DATA FOR ANALYSIS:
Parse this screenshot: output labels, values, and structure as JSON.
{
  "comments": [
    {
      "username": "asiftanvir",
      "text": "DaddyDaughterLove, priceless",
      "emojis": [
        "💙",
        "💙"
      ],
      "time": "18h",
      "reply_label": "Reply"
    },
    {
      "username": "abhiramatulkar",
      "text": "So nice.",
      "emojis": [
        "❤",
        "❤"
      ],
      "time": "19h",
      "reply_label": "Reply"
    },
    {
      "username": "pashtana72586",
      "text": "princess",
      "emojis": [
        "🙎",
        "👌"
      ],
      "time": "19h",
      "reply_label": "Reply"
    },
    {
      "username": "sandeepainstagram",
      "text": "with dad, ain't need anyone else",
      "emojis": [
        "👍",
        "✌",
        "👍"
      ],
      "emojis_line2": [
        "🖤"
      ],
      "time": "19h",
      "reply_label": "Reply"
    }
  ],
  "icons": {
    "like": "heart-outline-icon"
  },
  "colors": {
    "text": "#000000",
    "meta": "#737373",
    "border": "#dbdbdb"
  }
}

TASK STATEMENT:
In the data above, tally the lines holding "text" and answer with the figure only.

OUTPUT:
5